Instructions for the task> The line with "What's the underlying" and each line following it, up to the final line of the data, should be set down exactly; pictures stay out.

--- Material for this exercise Enclosed Below ---

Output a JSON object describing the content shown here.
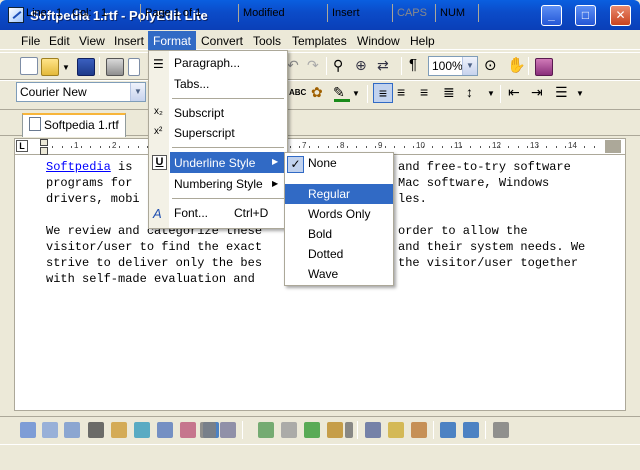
{
  "window": {
    "title": "Softpedia 1.rtf - PolyEdit Lite",
    "min_label": "_",
    "max_label": "□",
    "close_label": "✕"
  },
  "menubar": {
    "items": [
      "File",
      "Edit",
      "View",
      "Insert",
      "Format",
      "Convert",
      "Tools",
      "Templates",
      "Window",
      "Help"
    ]
  },
  "toolbar": {
    "zoom_value": "100%",
    "font_value": "Courier New"
  },
  "tab": {
    "label": "Softpedia 1.rtf"
  },
  "ruler": {
    "marks": [
      "1",
      "2",
      "3",
      "4",
      "5",
      "6",
      "7",
      "8",
      "9",
      "10",
      "11",
      "12",
      "13",
      "14",
      "15"
    ]
  },
  "document": {
    "line1_link": "Softpedia",
    "line1_a": " is ",
    "line1_b": "and free-to-try software",
    "line2_a": "programs for",
    "line2_b": "Mac software, Windows",
    "line3_a": "drivers, mobi",
    "line3_b": "les.",
    "line4_a": "We review and categorize these",
    "line4_b": "order to allow the",
    "line5_a": "visitor/user to find the exact",
    "line5_b": "and their system needs. We",
    "line6_a": "strive to deliver only the bes",
    "line6_b": "the visitor/user together",
    "line7_a": "with self-made evaluation and"
  },
  "format_menu": {
    "paragraph": "Paragraph...",
    "tabs": "Tabs...",
    "subscript": "Subscript",
    "superscript": "Superscript",
    "underline_style": "Underline Style",
    "numbering_style": "Numbering Style",
    "font": "Font...",
    "font_shortcut": "Ctrl+D"
  },
  "underline_menu": {
    "items": [
      "None",
      "Regular",
      "Words Only",
      "Bold",
      "Dotted",
      "Wave"
    ],
    "checked": "None",
    "highlighted": "Regular"
  },
  "statusbar": {
    "line_label": "Line:",
    "line_value": "1",
    "col_label": "Col:",
    "col_value": "1",
    "page": "Page 1 of 1",
    "modified": "Modified",
    "insert": "Insert",
    "caps": "CAPS",
    "num": "NUM"
  },
  "colors": {
    "accent": "#316ac5",
    "titlebar": "#0a5fe0",
    "link": "#0000ff"
  }
}
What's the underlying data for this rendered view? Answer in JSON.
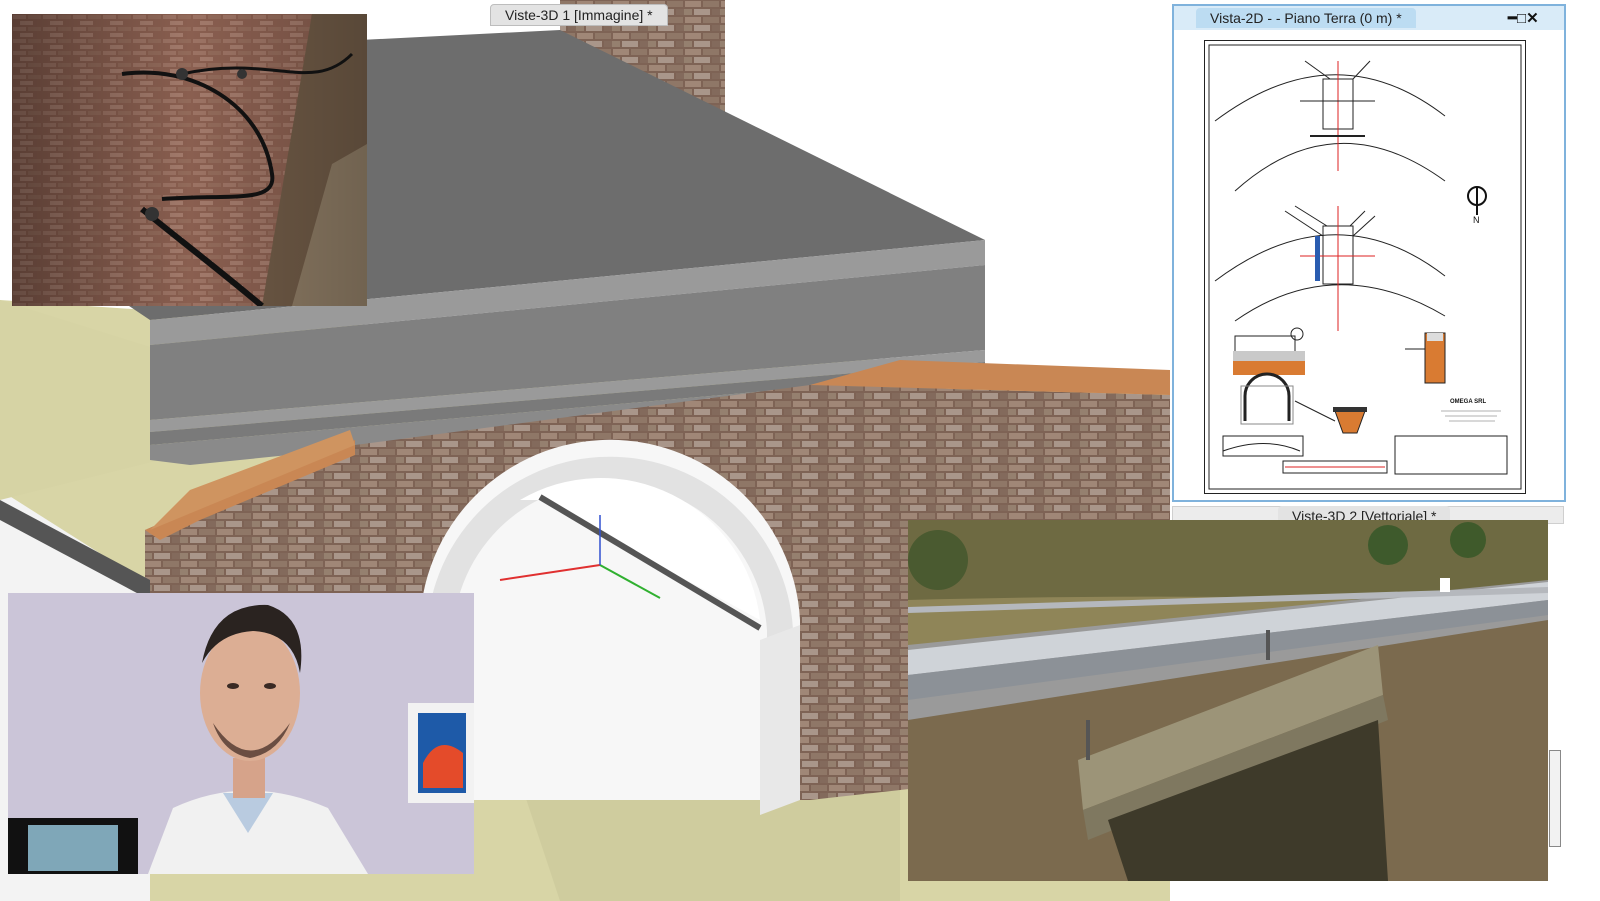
{
  "views": {
    "view3d_1": {
      "title": "Viste-3D 1 [Immagine] *"
    },
    "view2d": {
      "title": "Vista-2D -  - Piano Terra (0 m) *"
    },
    "view3d_2": {
      "title": "Viste-3D 2 [Vettoriale] *"
    }
  },
  "drawing": {
    "company": "OMEGA SRL",
    "north": "N"
  },
  "colors": {
    "tab_active": "#cfe6f6",
    "window_border": "#7fb2dc",
    "tab_inactive": "#e3e3e3",
    "roof": "#6d6d6d",
    "cornice": "#8a8a8a",
    "ground": "#d9d6a8",
    "brick": "#8b6f5f",
    "terracotta": "#c98754"
  },
  "icons": {
    "minimize": "minimize-icon",
    "maximize": "maximize-icon",
    "close": "close-icon"
  }
}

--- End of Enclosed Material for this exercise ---

Written solution>
What's the underlying data for this rendered view? Answer in JSON.
{
  "views": {
    "view3d_1": {
      "title": "Viste-3D 1 [Immagine] *"
    },
    "view2d": {
      "title": "Vista-2D -  - Piano Terra (0 m) *"
    },
    "view3d_2": {
      "title": "Viste-3D 2 [Vettoriale] *"
    }
  },
  "drawing": {
    "company": "OMEGA SRL",
    "north": "N"
  },
  "colors": {
    "tab_active": "#cfe6f6",
    "window_border": "#7fb2dc",
    "tab_inactive": "#e3e3e3",
    "roof": "#6d6d6d",
    "cornice": "#8a8a8a",
    "ground": "#d9d6a8",
    "brick": "#8b6f5f",
    "terracotta": "#c98754"
  },
  "icons": {
    "minimize": "minimize-icon",
    "maximize": "maximize-icon",
    "close": "close-icon"
  }
}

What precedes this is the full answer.